Prior to the leaders debate at the 2004 election, I went to the trouble of unearthing poll results on the previous debates going back to 1984. The Hawke versus Peacock debate of that year was the first, as it was previously a well established item of conventional wisdom that debates had little to offer an incumbent. However, Bob Hawke could hardly refuse in 1984 as Labor had run television ads during the 1983 campaign mocking Malcolm Fraser for his refusal to play ball. The record since makes clear that Fraser’s reticence had been well founded, as incumbents have only managed two wins from nine starts. In fewer than half of the nine cases did the winner of a debate go on to win the election.
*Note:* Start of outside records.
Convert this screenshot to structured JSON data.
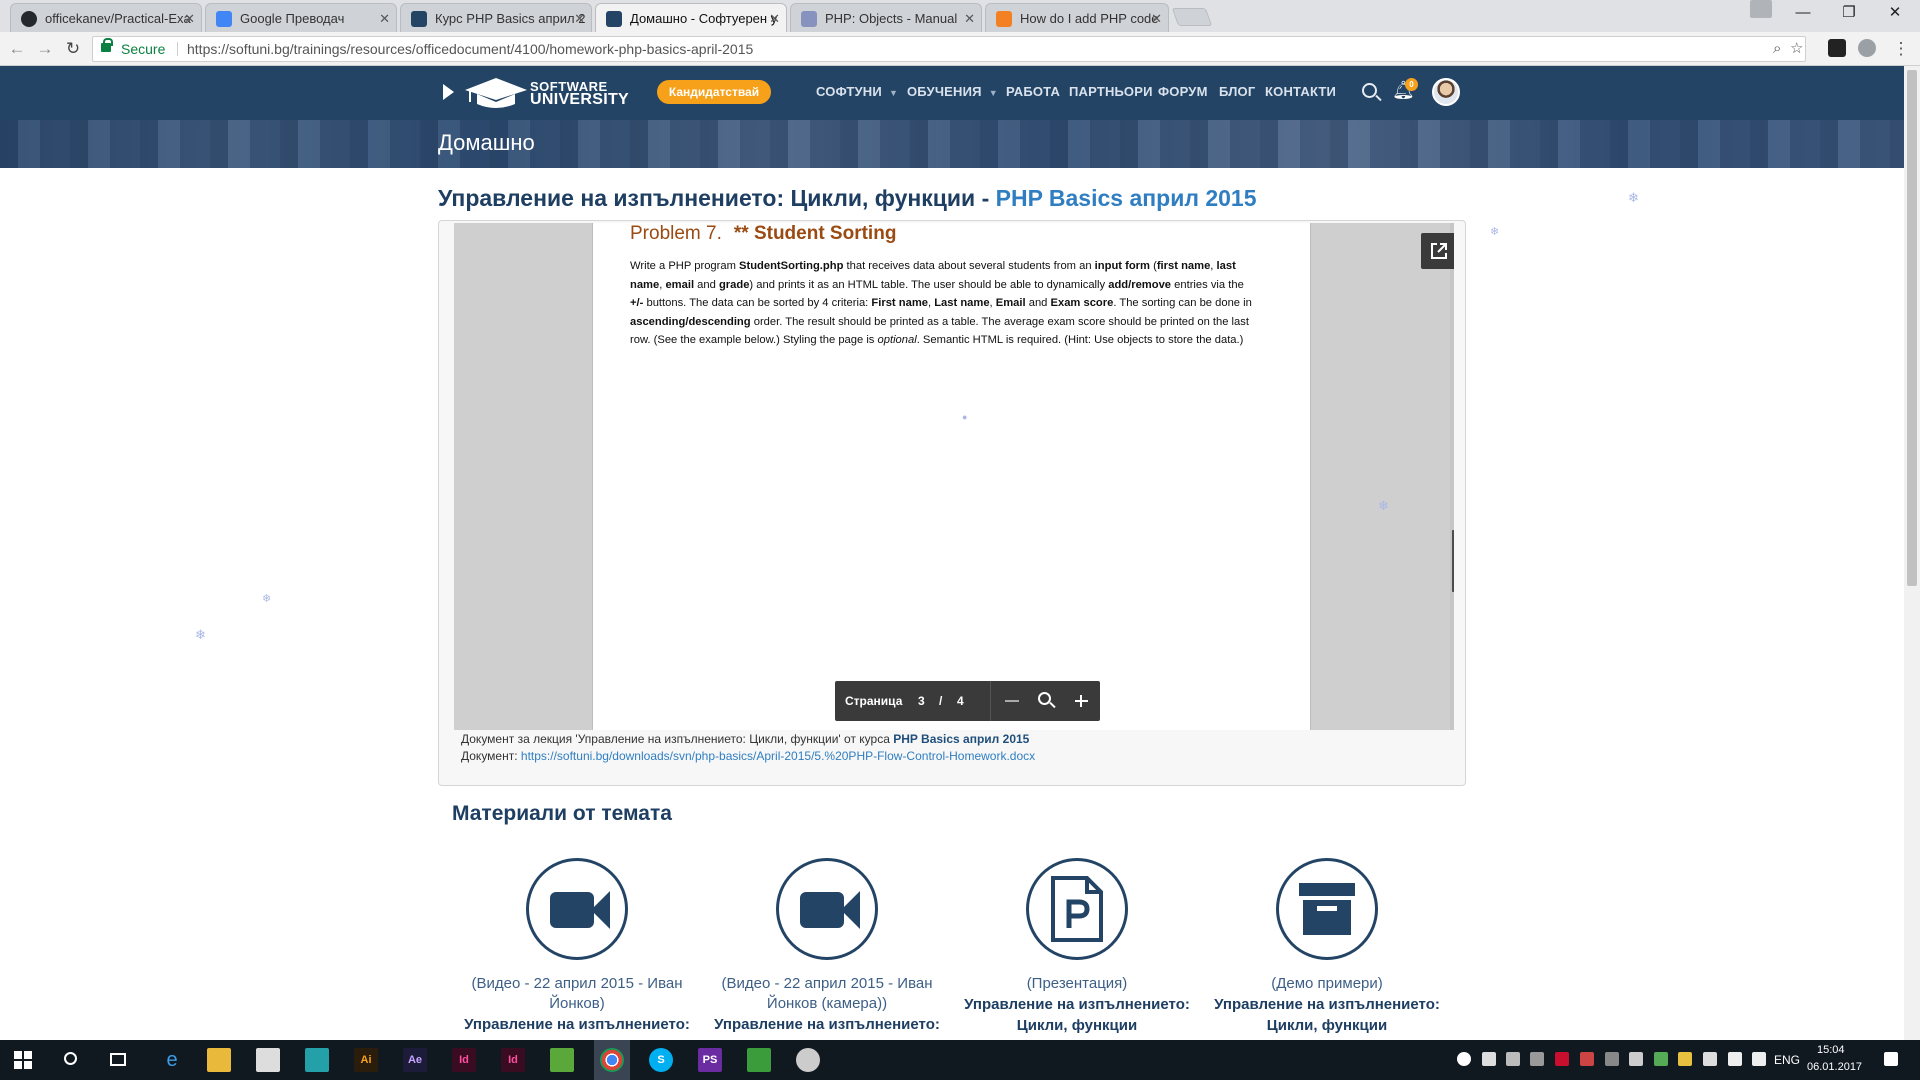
{
  "browser": {
    "tabs": [
      {
        "title": "officekanev/Practical-Exa",
        "color": "#24292e"
      },
      {
        "title": "Google Преводач",
        "color": "#4285f4"
      },
      {
        "title": "Курс PHP Basics април 2",
        "color": "#234465"
      },
      {
        "title": "Домашно - Софтуерен у",
        "color": "#234465"
      },
      {
        "title": "PHP: Objects - Manual",
        "color": "#8892bf"
      },
      {
        "title": "How do I add PHP code",
        "color": "#f48024"
      }
    ],
    "secure_label": "Secure",
    "url": "https://softuni.bg/trainings/resources/officedocument/4100/homework-php-basics-april-2015"
  },
  "site": {
    "logo_line1": "SOFTWARE",
    "logo_line2": "UNIVERSITY",
    "apply_button": "Кандидатствай",
    "nav": [
      "СОФТУНИ",
      "ОБУЧЕНИЯ",
      "РАБОТА",
      "ПАРТНЬОРИ",
      "ФОРУМ",
      "БЛОГ",
      "КОНТАКТИ"
    ],
    "notifications": "0"
  },
  "banner": {
    "title": "Домашно"
  },
  "heading": {
    "topic": "Управление на изпълнението: Цикли, функции - ",
    "course": "PHP Basics април 2015"
  },
  "document": {
    "problem_number": "Problem 7.",
    "problem_name": "** Student Sorting",
    "pager_label": "Страница",
    "page_current": "3",
    "page_separator": "/",
    "page_total": "4",
    "caption_prefix": "Документ за лекция 'Управление на изпълнението: Цикли, функции' от курса ",
    "caption_course": "PHP Basics април 2015",
    "caption_doc_label": "Документ: ",
    "caption_doc_link": "https://softuni.bg/downloads/svn/php-basics/April-2015/5.%20PHP-Flow-Control-Homework.docx"
  },
  "materials": {
    "heading": "Материали от темата",
    "items": [
      {
        "type": "(Видео - 22 април 2015 - Иван Йонков)",
        "name": "Управление на изпълнението:",
        "icon": "video-camera-icon"
      },
      {
        "type": "(Видео - 22 април 2015 - Иван Йонков (камера))",
        "name": "Управление на изпълнението:",
        "icon": "video-camera-icon"
      },
      {
        "type": "(Презентация)",
        "name": "Управление на изпълнението: Цикли, функции",
        "icon": "presentation-file-icon"
      },
      {
        "type": "(Демо примери)",
        "name": "Управление на изпълнението: Цикли, функции",
        "icon": "archive-box-icon"
      }
    ]
  },
  "taskbar": {
    "language": "ENG",
    "time": "15:04",
    "date": "06.01.2017"
  },
  "colors": {
    "nav_bg": "#234465",
    "accent_orange": "#f7a11a",
    "link_blue": "#2f7ec2",
    "heading_dark": "#1e3e62"
  }
}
1984, November 26: Peacock 50, Hawke 37 (Spectrum poll).
1987: Once bitten, Bob Hawke chickens out, leaving John Howard’s supposed debating shortcomings unexposed for another decade.
1990, February 25: Hawke 46, Peacock 36 (Newspoll).
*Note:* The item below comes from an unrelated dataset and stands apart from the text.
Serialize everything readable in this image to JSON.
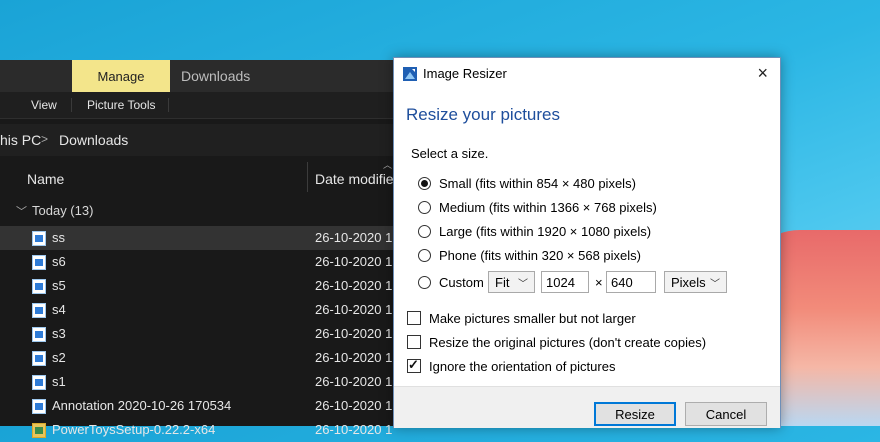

1993, February 14: Hewson 45, Keating 31 (Newspoll).
1993, March 7: Keating 44, Hewson 38 (Newspoll).
1996, February 11: Howard 50, Keating 36 (Newspoll).
1996, February 25: Howard 54, Keating 36 (Newspoll).
1998, September 13: No poll located, but reports of the worm suggest Beazley narrowly defeated Howard.
2001, October 14: Beazley 55, Howard 35 (Newspoll).
2004, September 13: Two-thirds of Nine’s studio audience gave it to Latham over Howard.
It should be noted that Channel Nine clearly botched the job of assembling an audience of undecided voters at the 2004 debate, as the behaviour of the worm made clear. Particular notice was taken of a green-haired young gentleman in the audience who looked like nobody’s idea of a person who was considering a vote for Howard. Nonetheless, the overwhelming weight of published opinion, including my own, was that Latham had indeed put in the more confident performance.